iv) SQL 2008 + Component like DB, RS, AS, Client Tools, etc (follow the install guide instructions, i’ll try to post an unattended install file when I have one)
v) TFS SP1 (integrated), this will now install WSS properly for both Windows 2003 and Windows 2008 so no need to install it before.
vi) TFS Build + TFS SP1 (which is a different SP then the VS one)
vii) TFS Proxy + TFS SP1
viii) Office components (note this can be anytime I just like to install at the end)

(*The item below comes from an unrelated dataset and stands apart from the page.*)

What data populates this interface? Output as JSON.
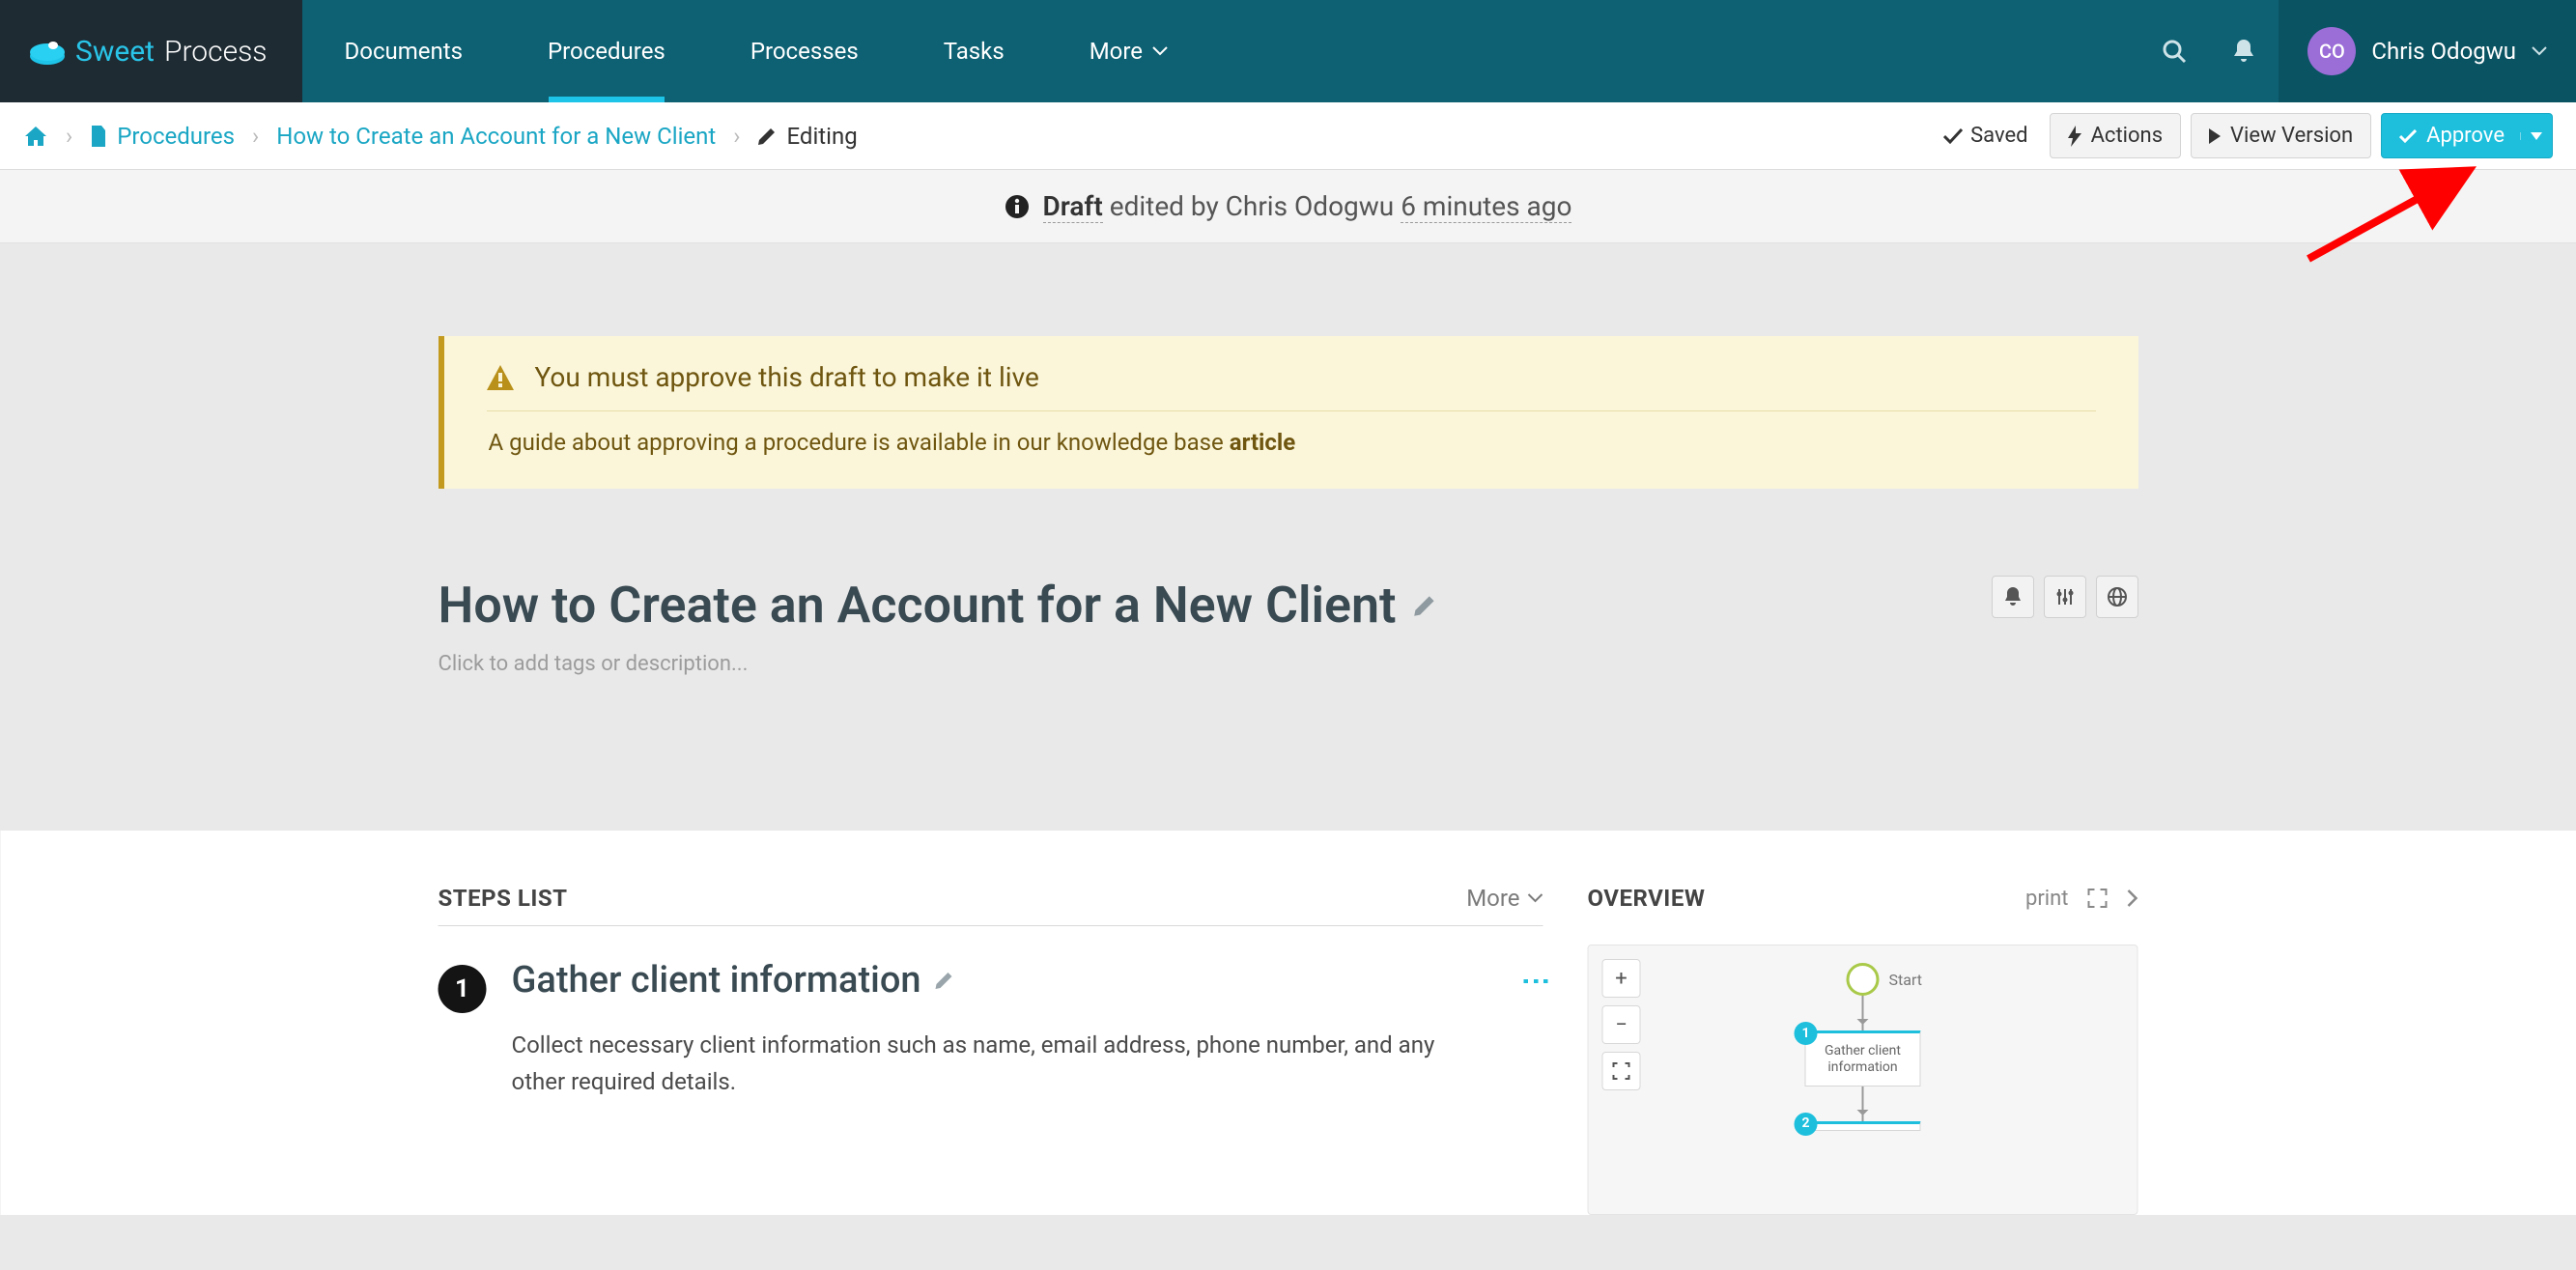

You should then be in business… at least I was. It took about 3h considering I already had a base 2008 VM. The SP takes a long time to install but it works fine. Double-click and wait.
Note that this is the way I did it. I just read a few minutes ago that if you are starting fresh you can install SQL 2008 with everything you need and then install VS on top of it and then apply the SP. That sounds weird to me since a version of VS SP will be already installed when you try to install VSTS RTM… would that work… I haven’t tried. According to Aaron it should… Hold off on installing SQL 2008 if you have Visual Studio 2008 RTM installed – for now (see on the bottom of this post). I know what I just documented works I’ve done that.
2) Upgrade SQL
Well that’s a bit trickier, Chris Rathjen from Microsoft sent me this info about that upgrade path
i. Start downtime
ii. Upgrade SQL2005 to SQL2008; AT will stop working at this step
iii. Apply TFS SP1 (and VS sp1 if the client is on the AT); AT will work again
iv. Verify full functionality
v. End downtime
If you apply SP1 before the upgrade, there’s an extra step:
i. Start downtime
ii. Apply TFS SP1 (and client…)
iii. Upgrade SQL2005 to SQL2008; AT will stop working at this step
iv. Repair TFS AT; AT will work again
v. Verify functionality
vi. End downtime
Well there you have it a somewhat complete picture of the upgrades and installs of the various Service Packs. It was much less painful than the VS 2005 experience and I have to give kudos to Microsoft for that. That was a hard experience. I hope this will be useful to you, and don’t hesitate to leave me a comment if you have any issues and I will get answers for you.